Hasle H, Clemmensen IH, Mikkelsen M. Risks of leukaemia and solid tumours in individuals with Down’s syndrome. Lancet 2000; 355: 165 – 9. [PubMed] [CrossRef]


De Simone R, Puig XS, Gélisse P et al. Senile myoclonic epilepsy: delineation of a common condition associated with Alzheimer’s disease in Down syndrome. Seizure 2010; 19: 383 – 9. [PubMed] [CrossRef]


Down JLH. Observations on an ethnic classification of idiots. London Hospital Reports 1866; 3: 259 – 62.


Hippolyte L, Iglesias K, Van der Linden M et al. Social reasoning skills in adults with Down syndrome: the role of language, executive functions and socio-emotional behaviour. J Intellect Disabil Res 2010; 54: 714 – 26. [PubMed] [CrossRef]


Vanvuchelen M, Feys H, De Weerdt W. Is the good-imitator-poor-talker profile syndrome-specific in Down syndrome?: evidence from standardised imitation and language measures. Res Dev Disabil 2011; 32: 148 – 57. [PubMed] [CrossRef]


Capone G, Goyal P, Ares W et al. Neurobehavioral disorders in children, adolescents, and young adults with Down syndrome. Am J Med Genet C Semin Med Genet 2006; 142C: 158 – 72. [PubMed] [CrossRef]

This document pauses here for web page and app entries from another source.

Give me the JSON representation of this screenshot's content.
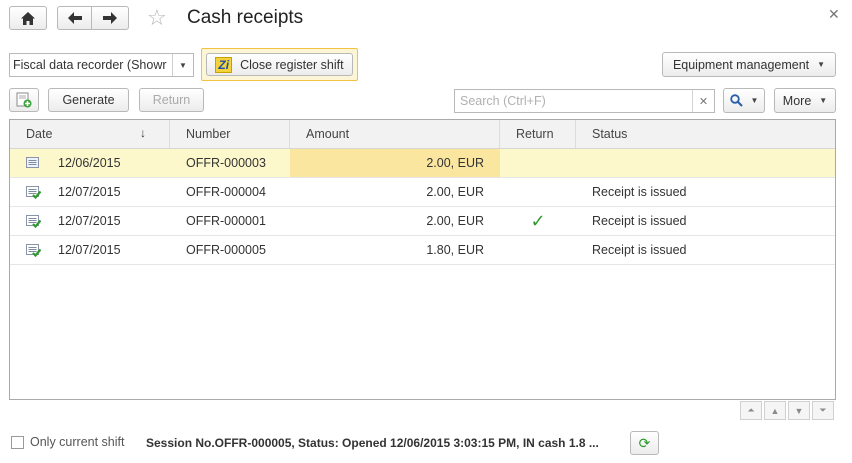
{
  "window": {
    "title": "Cash receipts"
  },
  "toolbar": {
    "fiscal_device": "Fiscal data recorder (Showr",
    "close_shift_label": "Close register shift",
    "equipment_label": "Equipment management",
    "generate_label": "Generate",
    "return_label": "Return",
    "search_placeholder": "Search (Ctrl+F)",
    "more_label": "More"
  },
  "table": {
    "columns": [
      "Date",
      "Number",
      "Amount",
      "Return",
      "Status"
    ],
    "rows": [
      {
        "date": "12/06/2015",
        "number": "OFFR-000003",
        "amount": "2.00, EUR",
        "returned": false,
        "status": "",
        "icon": "document-icon",
        "selected": true
      },
      {
        "date": "12/07/2015",
        "number": "OFFR-000004",
        "amount": "2.00, EUR",
        "returned": false,
        "status": "Receipt is issued",
        "icon": "document-posted-icon",
        "selected": false
      },
      {
        "date": "12/07/2015",
        "number": "OFFR-000001",
        "amount": "2.00, EUR",
        "returned": true,
        "status": "Receipt is issued",
        "icon": "document-posted-icon",
        "selected": false
      },
      {
        "date": "12/07/2015",
        "number": "OFFR-000005",
        "amount": "1.80, EUR",
        "returned": false,
        "status": "Receipt is issued",
        "icon": "document-posted-icon",
        "selected": false
      }
    ]
  },
  "footer": {
    "only_current_shift_label": "Only current shift",
    "only_current_shift_checked": false,
    "session_text": "Session No.OFFR-000005, Status: Opened 12/06/2015 3:03:15 PM, IN cash 1.8 ..."
  },
  "colors": {
    "selected_row": "#fdf8cc",
    "selected_cell": "#fbe6a0",
    "highlight_border": "#f0c340",
    "check": "#2e9a2e"
  }
}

Zigman WB, Schupf N, Urv T et al. Incidence and temporal patterns of adaptive behavior change in adults with mental retardation. Am J Ment Retard 2002; 107: 161 – 74. [PubMed]


Schupf N, Pang D, Patel BN et al. Onset of dementia is associated with age at menopause in women with Down’s syndrome. Ann Neurol 2003; 54: 433 – 8. [PubMed] [CrossRef]


Lee JH, Gurney S, Pang D et al. Polymorphisms in HSD17B1: Early onset and increased risk of Alzheimer’s disease in women with Down syndrome. Curr Gerontol Geriatr Res 2012; 2012: 361218.


Kondoh T, Kanno A, Itoh H et al. Donepezil significantly improves abilities in daily lives of female Down syndrome patients with severe cognitive impairment: a 24-week randomized, double-blind, placebo-controlled trial. Int J Psychiatry Med 2011; 41: 71 – 89. [PubMed] [CrossRef]


Hanney M, Prasher V, Williams N, et al. Memantine for dementia in adults older than 40 years with Down’s syndrome (MEADOWS): a randomised, double-blind, placebo-controlled trial. Lancet 2012; 379: 528 – 36.


This article was published more than 12 months ago and we have therefore closed it for new comments.

Anbefalte artikler